The vast majority of the Jewish community had rejected the Messiah and his New Covenant arrangement. Hence, they continued to rely upon the Levitical system. But such was a futile hope, for the entire Jewish economy (civil and sacerdotal) was on the verge of passing away. This eventuality would be realized in the downfall of Jerusalem in A.D. 70 — which was imminent when this letter was penned. Some scholars take this to be the significance of the present tense forms in Hebrews 8:13.

Timeless Truth

But there may be another way by which to interpret the present tenses of this passage. The inspired writer had just quoted a declaration from Jeremiah that foretold the coming of a “new” covenant (Jer. 31:31-34). The writer of Hebrews, therefore, might well have been constructing an argument in this vein.

“When Jeremiah spoke of the coming of a ‘new’ covenant, he implied that the covenant ‘made with the fathers’ was the ‘old’ one. ‘New’ suggests something ‘old.’ Now it is a well-known fact that anything ‘old’ is near to the point of passing away.

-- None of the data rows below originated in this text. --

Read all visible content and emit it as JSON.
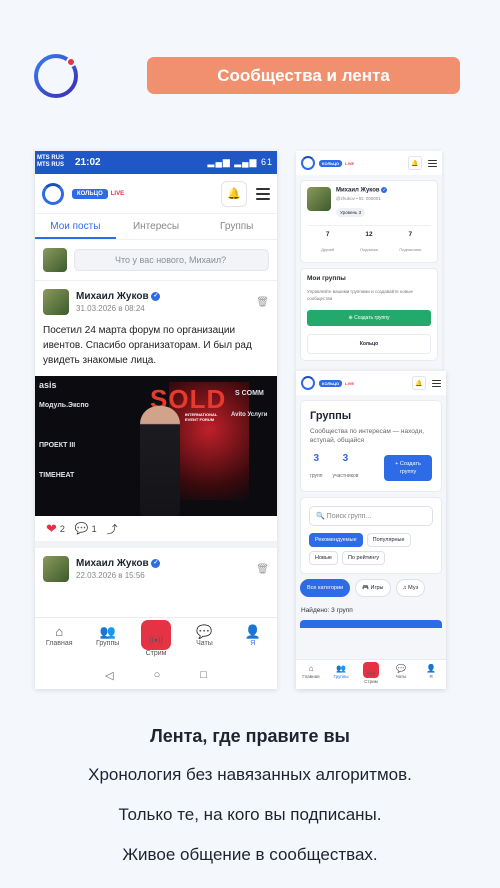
{
  "header": {
    "badge": "Сообщества и лента"
  },
  "captions": {
    "title": "Лента, где правите вы",
    "lines": [
      "Хронология без навязанных алгоритмов.",
      "Только те, на кого вы подписаны.",
      "Живое общение в сообществах."
    ]
  },
  "phone1": {
    "status": {
      "carrier1": "MTS RUS",
      "carrier2": "MTS RUS",
      "time": "21:02",
      "battery": "61"
    },
    "app": {
      "brand": "КОЛЬЦО",
      "live": "LIVE"
    },
    "tabs": [
      "Мои посты",
      "Интересы",
      "Группы"
    ],
    "compose_placeholder": "Что у вас нового, Михаил?",
    "posts": [
      {
        "author": "Михаил Жуков",
        "date": "31.03.2026 в 08:24",
        "text": "Посетил 24 марта форум по организации ивентов. Спасибо организаторам. И был рад увидеть знакомые лица.",
        "likes": "2",
        "comments": "1"
      },
      {
        "author": "Михаил Жуков",
        "date": "22.03.2026 в 15:56"
      }
    ],
    "photo_texts": {
      "sold": "SOLD",
      "asis": "asis",
      "expo": "Модуль.Экспо",
      "proekt": "ПРОЕКТ III",
      "timeheat": "TIMEHEAT",
      "scomm": "S COMM",
      "avito": "Avito Услуги",
      "forum": "INTERNATIONAL EVENT FORUM"
    },
    "nav": [
      "Главная",
      "Группы",
      "Стрим",
      "Чаты",
      "Я"
    ]
  },
  "phone2": {
    "brand": "КОЛЬЦО",
    "live": "LIVE",
    "profile": {
      "name": "Михаил Жуков",
      "handle": "@zhukov • ID: 000001",
      "level": "Уровень 3"
    },
    "stats": [
      {
        "value": "7",
        "label": "Друзей"
      },
      {
        "value": "12",
        "label": "Подписки"
      },
      {
        "value": "7",
        "label": "Подписчики"
      }
    ],
    "groups_title": "Мои группы",
    "groups_sub": "Управляйте вашими группами и создавайте новые сообщества",
    "create_button": "Создать группу",
    "next_card": "Кольцо"
  },
  "phone3": {
    "brand": "КОЛЬЦО",
    "live": "LIVE",
    "title": "Группы",
    "subtitle": "Сообщества по интересам — находи, вступай, общайся",
    "count_groups": "3",
    "count_groups_label": "групп",
    "count_members": "3",
    "count_members_label": "участников",
    "create_button": "Создать группу",
    "search_placeholder": "Поиск групп...",
    "filters": [
      "Рекомендуемые",
      "Популярные",
      "Новые",
      "По рейтингу"
    ],
    "categories": [
      "Все категории",
      "Игры",
      "Муз"
    ],
    "found": "Найдено: 3 групп",
    "nav": [
      "Главная",
      "Группы",
      "Стрим",
      "Чаты",
      "Я"
    ]
  },
  "colors": {
    "accent": "#2e6be6",
    "badge": "#f0906e",
    "live": "#e53245",
    "green": "#24a96d"
  }
}
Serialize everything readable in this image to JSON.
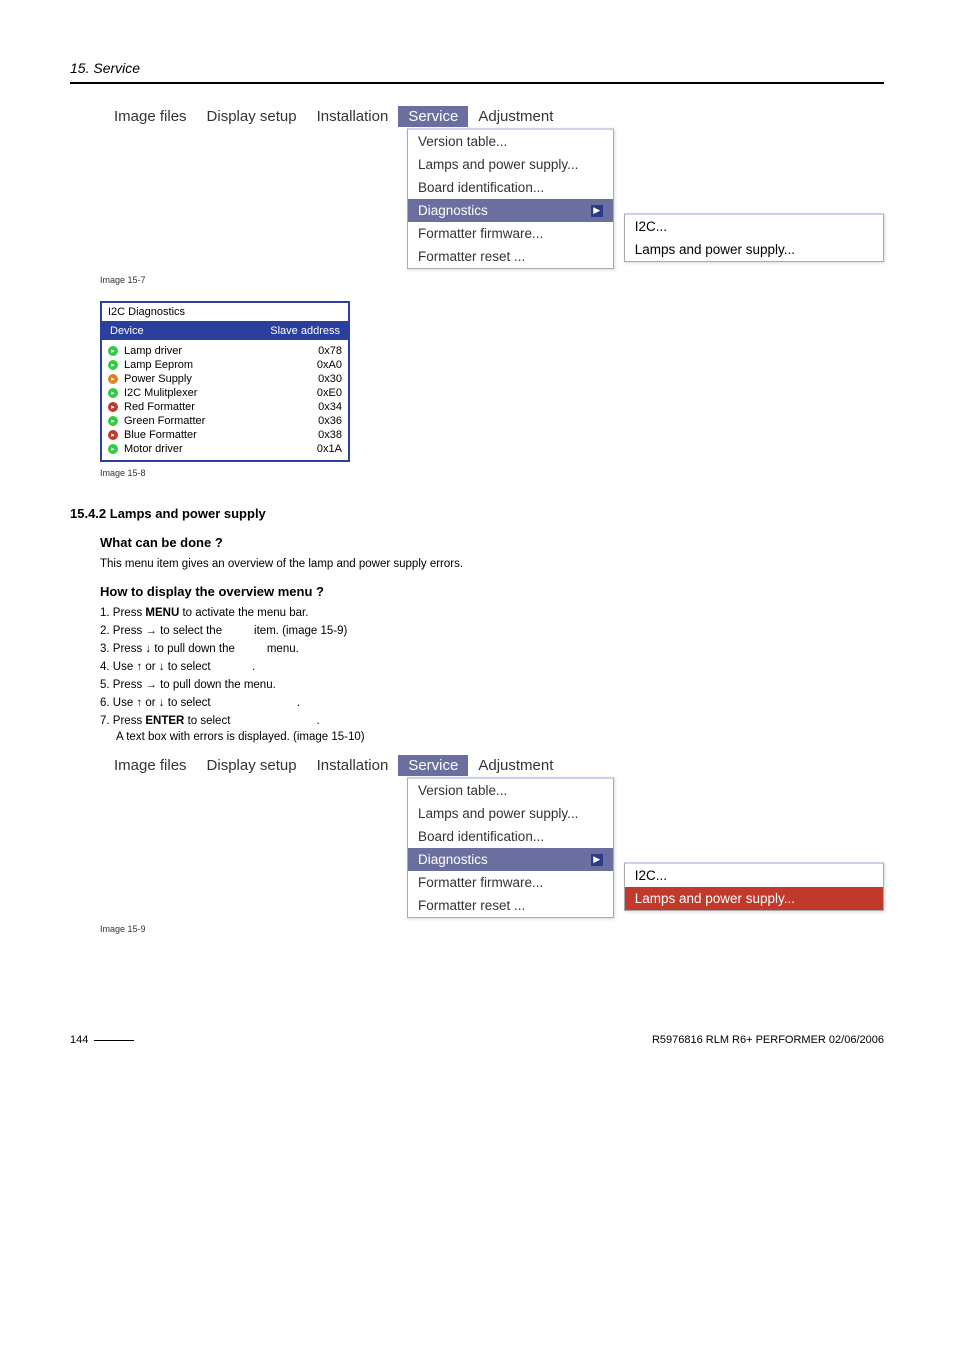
{
  "header": {
    "section": "15. Service"
  },
  "figure_a": {
    "menubar": [
      "Image files",
      "Display setup",
      "Installation",
      "Service",
      "Adjustment"
    ],
    "active_index": 3,
    "dropdown": [
      "Version table...",
      "Lamps and power supply...",
      "Board identification...",
      "Diagnostics",
      "Formatter firmware...",
      "Formatter reset ..."
    ],
    "dropdown_hl_index": 3,
    "submenu": [
      "I2C...",
      "Lamps and power supply..."
    ],
    "submenu_hl_index": 0,
    "caption": "Image 15-7"
  },
  "diag": {
    "title": "I2C Diagnostics",
    "col_device": "Device",
    "col_addr": "Slave address",
    "rows": [
      {
        "color": "green",
        "name": "Lamp driver",
        "addr": "0x78"
      },
      {
        "color": "green",
        "name": "Lamp Eeprom",
        "addr": "0xA0"
      },
      {
        "color": "orange",
        "name": "Power Supply",
        "addr": "0x30"
      },
      {
        "color": "green",
        "name": "I2C Mulitplexer",
        "addr": "0xE0"
      },
      {
        "color": "red",
        "name": "Red Formatter",
        "addr": "0x34"
      },
      {
        "color": "green",
        "name": "Green Formatter",
        "addr": "0x36"
      },
      {
        "color": "red",
        "name": "Blue Formatter",
        "addr": "0x38"
      },
      {
        "color": "green",
        "name": "Motor driver",
        "addr": "0x1A"
      }
    ],
    "caption": "Image 15-8"
  },
  "sec": {
    "num_title": "15.4.2  Lamps and power supply",
    "q1": "What can be done ?",
    "a1": "This menu item gives an overview of the lamp and power supply errors.",
    "q2": "How to display the overview menu ?",
    "steps": {
      "s1a": "Press ",
      "s1b": "MENU",
      "s1c": " to activate the menu bar.",
      "s2a": "Press → to select the ",
      "s2b": " item. (image 15-9)",
      "s3a": "Press ↓ to pull down the ",
      "s3b": " menu.",
      "s4a": "Use ↑ or ↓ to select ",
      "s4b": ".",
      "s5": "Press → to pull down the menu.",
      "s6a": "Use ↑ or ↓ to select ",
      "s6b": ".",
      "s7a": "Press ",
      "s7b": "ENTER",
      "s7c": " to select ",
      "s7d": ".",
      "s7e": "A text box with errors is displayed. (image 15-10)"
    }
  },
  "figure_b": {
    "menubar": [
      "Image files",
      "Display setup",
      "Installation",
      "Service",
      "Adjustment"
    ],
    "active_index": 3,
    "dropdown": [
      "Version table...",
      "Lamps and power supply...",
      "Board identification...",
      "Diagnostics",
      "Formatter firmware...",
      "Formatter reset ..."
    ],
    "dropdown_hl_index": 3,
    "submenu": [
      "I2C...",
      "Lamps and power supply..."
    ],
    "submenu_hl_index": 1,
    "caption": "Image 15-9"
  },
  "footer": {
    "page": "144",
    "doc": "R5976816  RLM R6+ PERFORMER  02/06/2006"
  }
}
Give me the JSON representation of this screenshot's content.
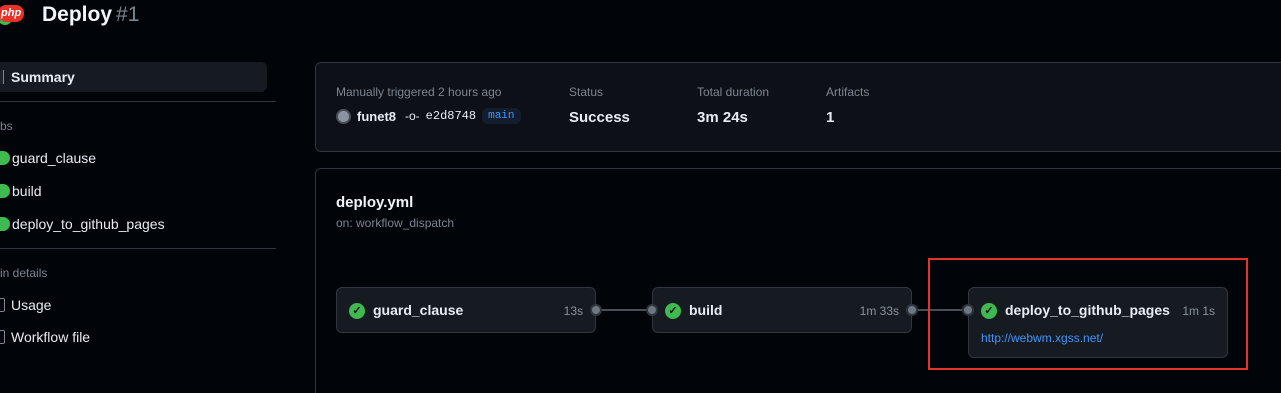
{
  "header": {
    "badge": "php",
    "title": "Deploy",
    "run_number": "#1"
  },
  "sidebar": {
    "summary_label": "Summary",
    "jobs_heading": "bs",
    "jobs": [
      {
        "label": "guard_clause"
      },
      {
        "label": "build"
      },
      {
        "label": "deploy_to_github_pages"
      }
    ],
    "run_details_heading": "in details",
    "usage_label": "Usage",
    "workflow_file_label": "Workflow file"
  },
  "summary": {
    "trigger_label": "Manually triggered 2 hours ago",
    "actor": "funet8",
    "commit_sha": "e2d8748",
    "branch": "main",
    "status_label": "Status",
    "status_value": "Success",
    "duration_label": "Total duration",
    "duration_value": "3m 24s",
    "artifacts_label": "Artifacts",
    "artifacts_value": "1"
  },
  "workflow": {
    "file": "deploy.yml",
    "trigger": "on: workflow_dispatch",
    "jobs": [
      {
        "name": "guard_clause",
        "duration": "13s"
      },
      {
        "name": "build",
        "duration": "1m 33s"
      },
      {
        "name": "deploy_to_github_pages",
        "duration": "1m 1s",
        "link": "http://webwm.xgss.net/"
      }
    ]
  },
  "colors": {
    "success": "#3fb950",
    "link": "#4493f8",
    "highlight": "#e5332a"
  }
}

Even the prophet Jeremiah, then, hinted that the Jewish covenant would not abide perpetually.”

Viewed in this light, the present tense forms of the verbs are what grammarians would classify as gnomic presents, i.e., present tenses that affirm “a general, timeless fact” (cf. Daniel B. Wallace, Greek Grammar Beyond The Basics, Zondervan, 1996, p. 523).

Hebrews 3:4 is a good example from this same document. “Every house is built by someone.” The present tense form, “is built,” does not refer to a particular house being built at that time; rather, it simply states a propositional truth — the building of a house always requires a house-builder.

With reference to the present tense forms of Hebrews 8:13, one writer observes:

“‘Near to vanishing away,’ like the descriptive present participles, does not refer merely to the present time of writing but to anything that at any time is in such a condition of decreptitude” (R.C.H. Lenski, Interpretation of Hebrews and James, Augsburg, 1966, p. 272).

We must confidently affirm, therefore, that no argument can be grounded in Hebrews 8:13 that provides comfort for those who allege that the Mosaic code remains today as a divinely-bound spiritual system.